Task instructions: Look for the string "label" in the listing. Copy each line that has it.

Provided data:

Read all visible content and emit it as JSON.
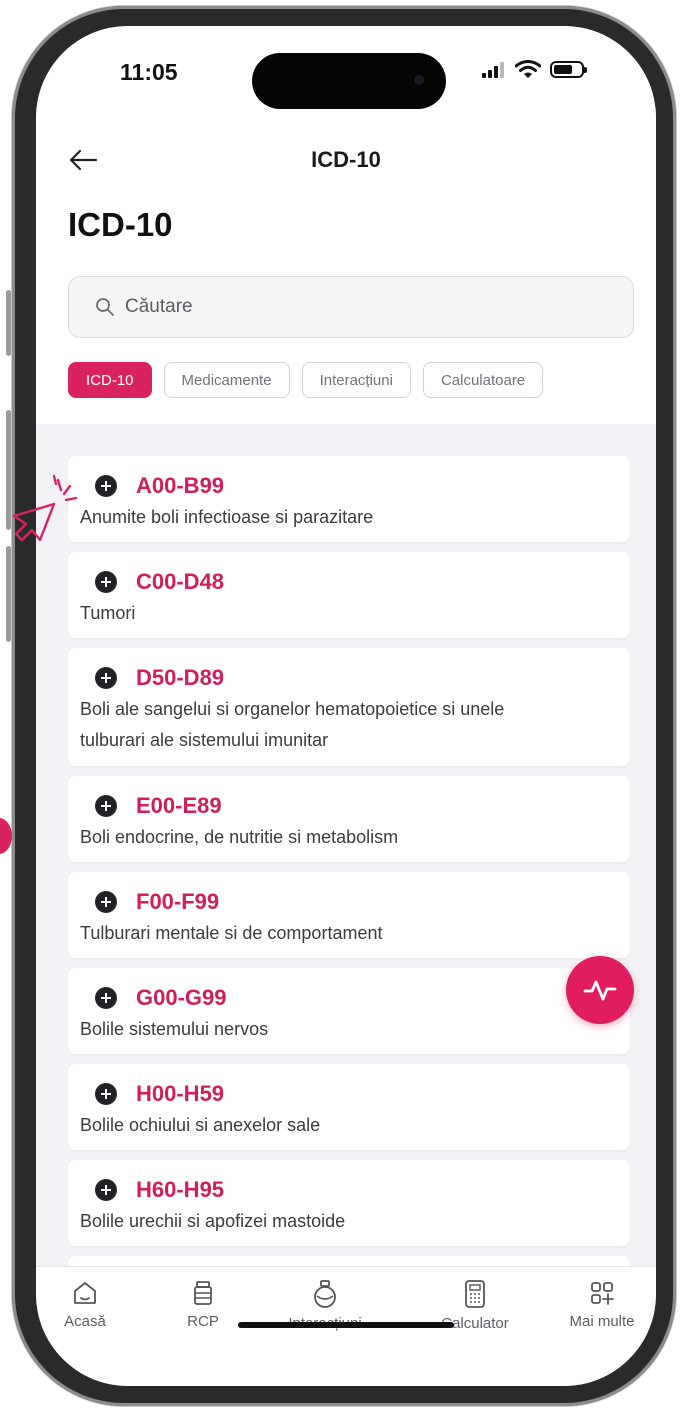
{
  "status_bar": {
    "time": "11:05",
    "icons": [
      "signal-icon",
      "wifi-icon",
      "battery-icon"
    ]
  },
  "nav": {
    "back_icon": "arrow-left-icon",
    "title": "ICD-10"
  },
  "page_title": "ICD-10",
  "search": {
    "icon": "search-icon",
    "placeholder": "Căutare"
  },
  "chips": [
    {
      "label": "ICD-10",
      "active": true
    },
    {
      "label": "Medicamente",
      "active": false
    },
    {
      "label": "Interacțiuni",
      "active": false
    },
    {
      "label": "Calculatoare",
      "active": false
    }
  ],
  "categories": [
    {
      "code": "A00-B99",
      "description": "Anumite boli infectioase si parazitare"
    },
    {
      "code": "C00-D48",
      "description": "Tumori"
    },
    {
      "code": "D50-D89",
      "description": "Boli ale sangelui si organelor hematopoietice si unele",
      "description_line2": "tulburari ale sistemului imunitar"
    },
    {
      "code": "E00-E89",
      "description": "Boli endocrine, de nutritie si metabolism"
    },
    {
      "code": "F00-F99",
      "description": "Tulburari mentale si de comportament"
    },
    {
      "code": "G00-G99",
      "description": "Bolile sistemului nervos"
    },
    {
      "code": "H00-H59",
      "description": "Bolile ochiului si anexelor sale"
    },
    {
      "code": "H60-H95",
      "description": "Bolile urechii si apofizei mastoide"
    }
  ],
  "fab": {
    "icon": "pulse-icon"
  },
  "bottom_nav": [
    {
      "label": "Acasă",
      "icon": "home-icon"
    },
    {
      "label": "RCP",
      "icon": "pill-bottle-icon"
    },
    {
      "label": "Interacțiuni",
      "icon": "flask-icon"
    },
    {
      "label": "Calculator",
      "icon": "calculator-icon"
    },
    {
      "label": "Mai multe",
      "icon": "grid-plus-icon"
    }
  ],
  "colors": {
    "accent": "#d8235e",
    "code_text": "#d21e58",
    "background": "#f2f2f6"
  }
}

Solution below:
      "label": "ICD-10",
      "label": "Medicamente",
      "label": "Interacțiuni",
      "label": "Calculatoare",
      "label": "Acasă",
      "label": "RCP",
      "label": "Interacțiuni",
      "label": "Calculator",
      "label": "Mai multe",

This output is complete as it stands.